by Chris Taylor, MFT, Author “Back to Basics” 

Fear of the unknown, fear of the future, fear of judgment or lack of acceptance, all of these are other ways of describing anxiety.  Whatever the root cause or the irrational fear behind it, anxiety can be debilitating to the point of paralysis.  For any person who deals with anxiety, the challenge lies in how to manage and eventually overcome the limitations that it creates, but for teens the impact speaks at a level of core beliefs that can drastically alter the trajectory of the developmental milestone of identity formation.  The question for a parent is, what can I do to help?  Obviously this is a sensitive topic in that addressing it directly with your teen can trigger the exact anxiety response you are hoping to avoid.  In this article we focus on 4 ways parents can help reduce anxiety in their teens.

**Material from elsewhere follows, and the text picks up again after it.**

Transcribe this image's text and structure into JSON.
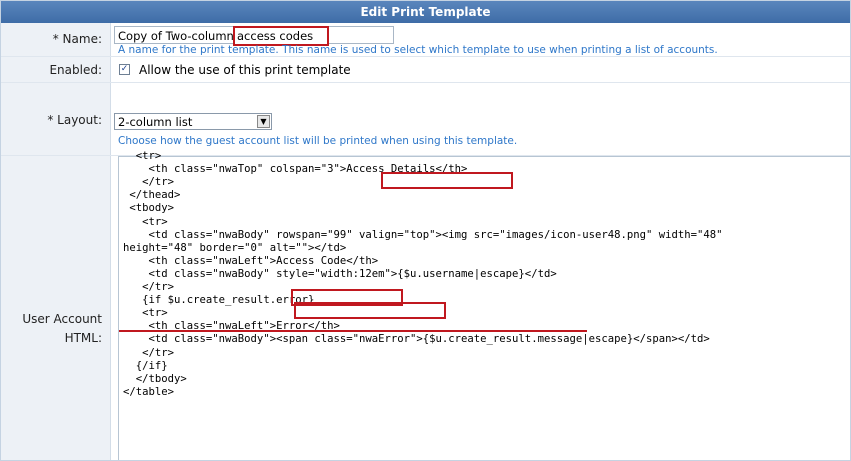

Identify Triggers: The first way that parents can help their teens reduce anxiety is to help them identify the triggers for the anxiety.  Understanding how your teen responds to academic pressure, parental pressure, nagging, large groups, high-pressured situations, etc., should lead parents to making accommodations in their approach and exploring their teens feelings as other situations arise.

Teach Breathing:  Ocean breathing, yoga breathing, and box breathing are all breathing exercises that, when done regularly and consistently, result in a reduction in the activation of parasympathetic nervous system, which controls our physiological response to stress.  When a teen is having severe anxiety their bodies respond by shortening their breath, adjusting heart rate, which creates an oxygen-deprived environment.  By intentionally bringing oxygen into the system, the stress response is interrupted.

Progressive Muscle Relaxation:  When the body enters into an oxygen-deprived state, it compensates by taking oxygen out of the muscles and creating muscle tension.  This continues the negative feedback loop between thoughts and physiology and sends a signal that the stress response should continue.  By intentionally tensing major muscle groups, then relaxing them, the body is sent a message that relaxation, and not stress, is occurring.  Partnering this with breathing exercises is a sure fire way to reduce anxiety.

Seek Outside Help:  When your teen does not seem to be responding to these basic interventions, it is time to call in a qualified therapist.  In addition to the above skills, a qualified mental health therapist will be able to address the underlying mechanisms at work.  Whether it is the process of catastrophizing, low self-esteem, or performance anxiety, a therapist will address the thought processes and resolve these issues with targeted thought stopping activities.  Do not hesitate to seek outside help if you see your teen struggling but are not sure what you can do to help.

As a parent, you can help your teen reduce their anxiety and give them the opportunity to have a healthy and active approach to life.  When we are driven by fear, we withdraw, isolate, and deny ourselves the very opportunities we need to initiate positive change.  Communicate a message of hope with your teen that their challenges can be met in effective ways and they will thrive.